TASK PROMPT: From top to bottom, write out the listing exactly and skip every picture.

++++++

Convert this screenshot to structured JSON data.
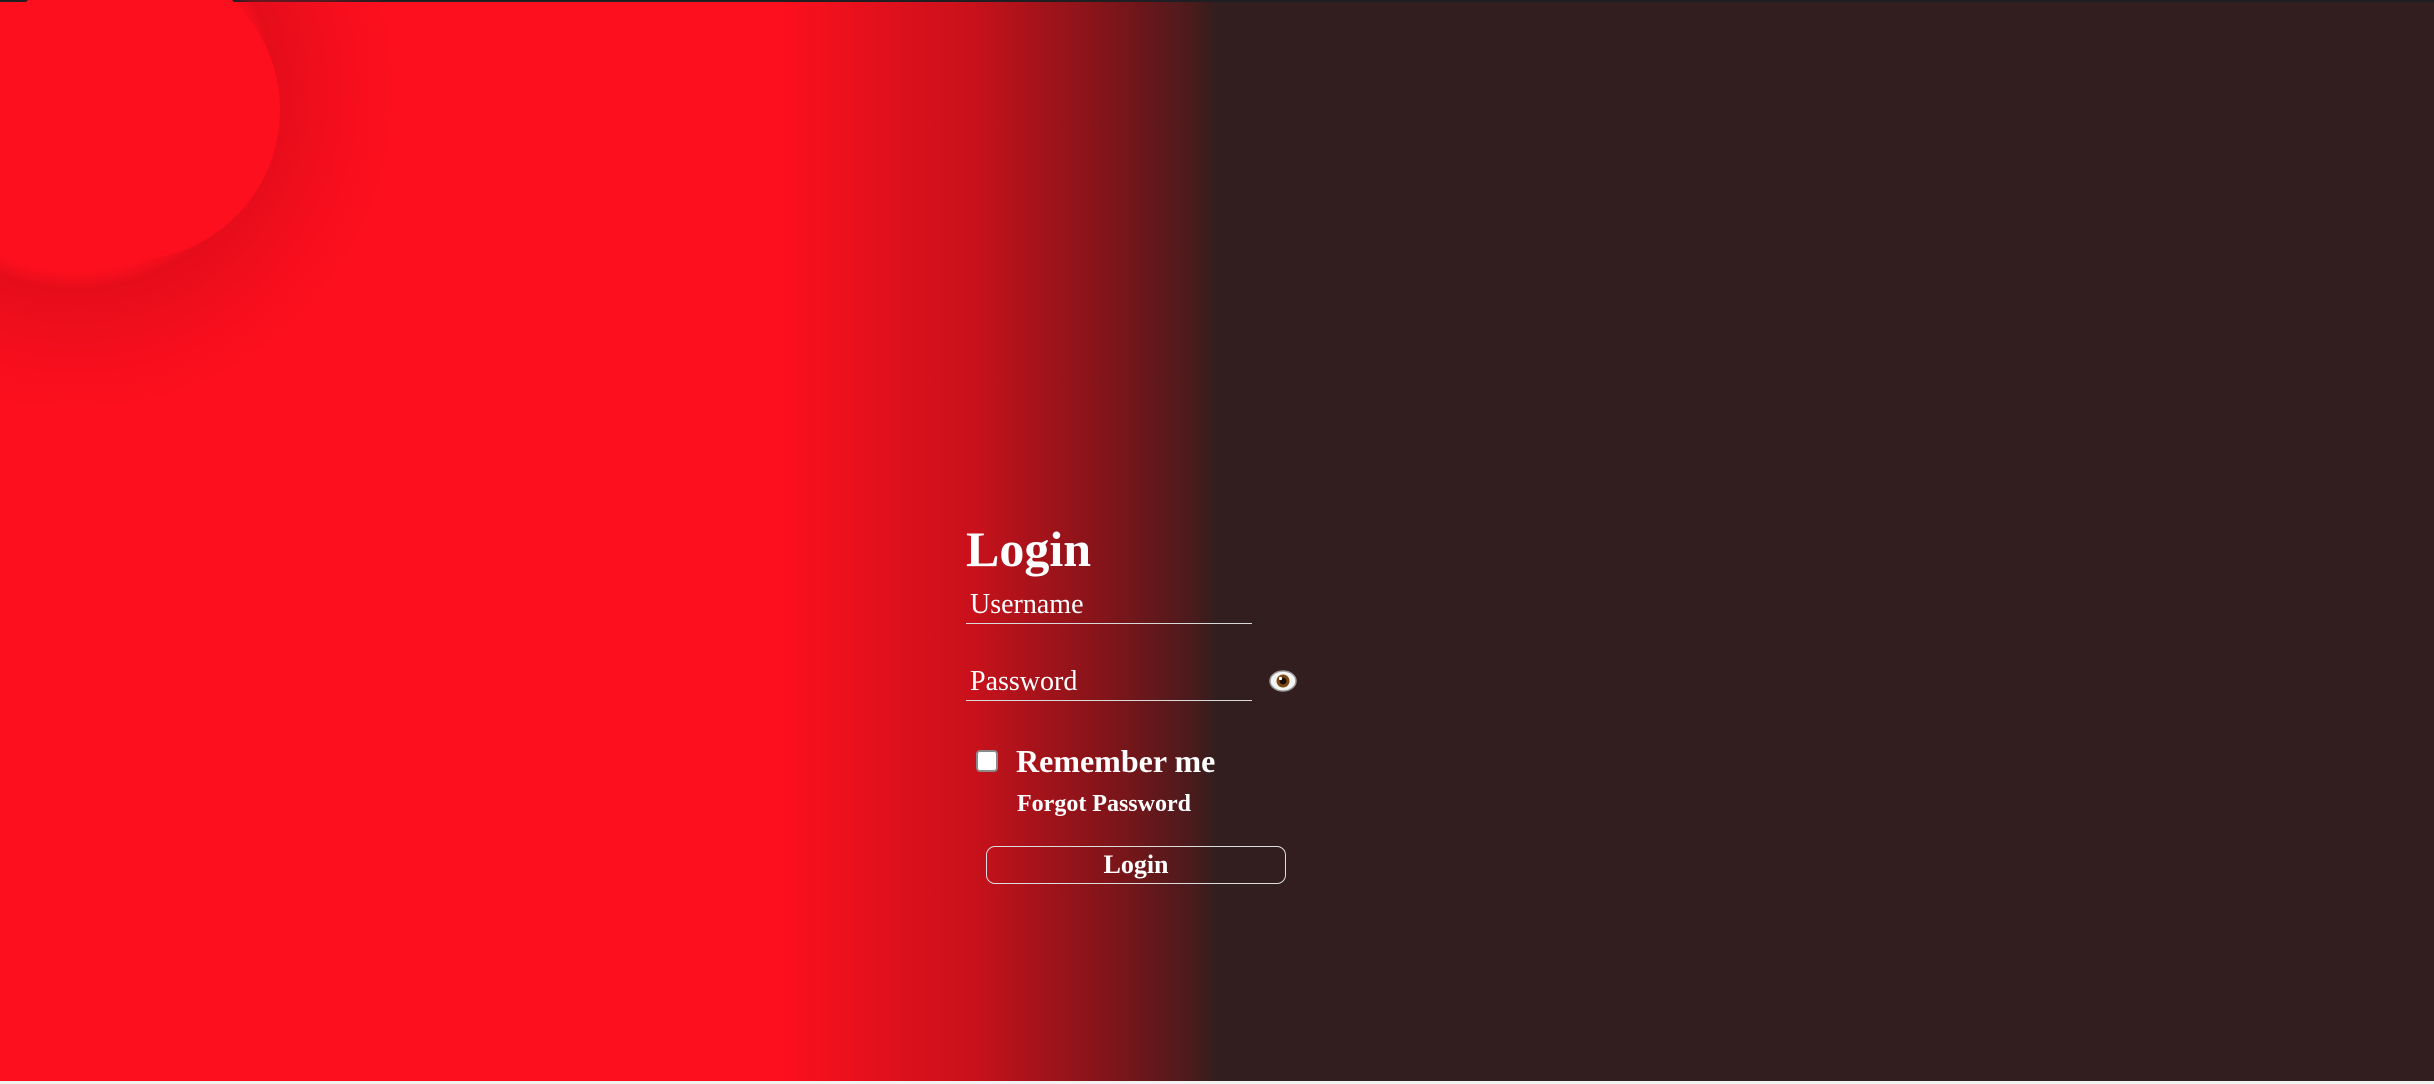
{
  "login": {
    "title": "Login",
    "username_placeholder": "Username",
    "password_placeholder": "Password",
    "show_password_icon": "eye-icon",
    "remember_label": "Remember me",
    "remember_checked": false,
    "forgot_link": "Forgot Password",
    "submit_label": "Login"
  },
  "colors": {
    "accent_red": "#fe0f1d",
    "dark_background": "#321e1e",
    "text": "#ffffff"
  }
}
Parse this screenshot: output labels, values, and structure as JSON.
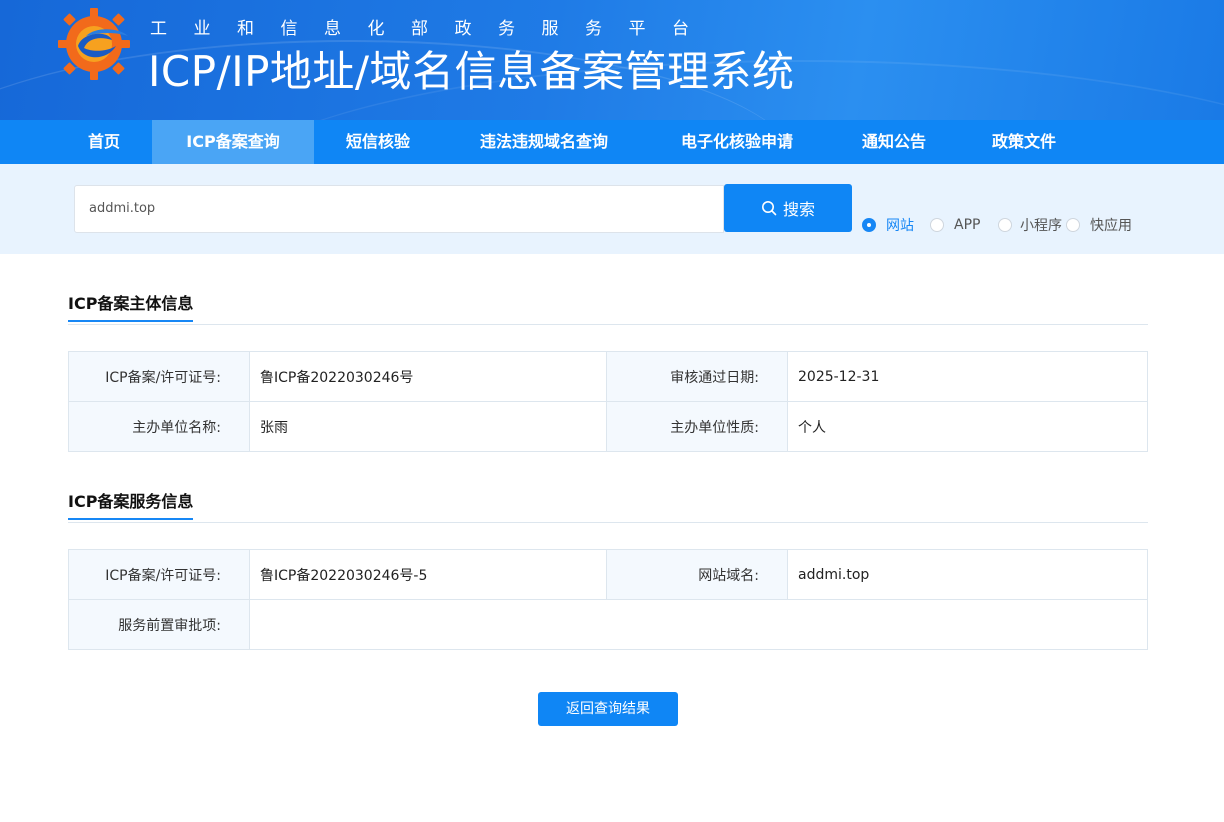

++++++

WRITTEN REPLY:
Convert this screenshot to structured JSON data.
{
  "login": {
    "title": "Login",
    "username_placeholder": "Username",
    "password_placeholder": "Password",
    "show_password_icon": "eye-icon",
    "remember_label": "Remember me",
    "remember_checked": false,
    "forgot_link": "Forgot Password",
    "submit_label": "Login"
  },
  "colors": {
    "accent_red": "#fe0f1d",
    "dark_background": "#321e1e",
    "text": "#ffffff"
  }
}
Parse this screenshot: output labels, values, and structure as JSON.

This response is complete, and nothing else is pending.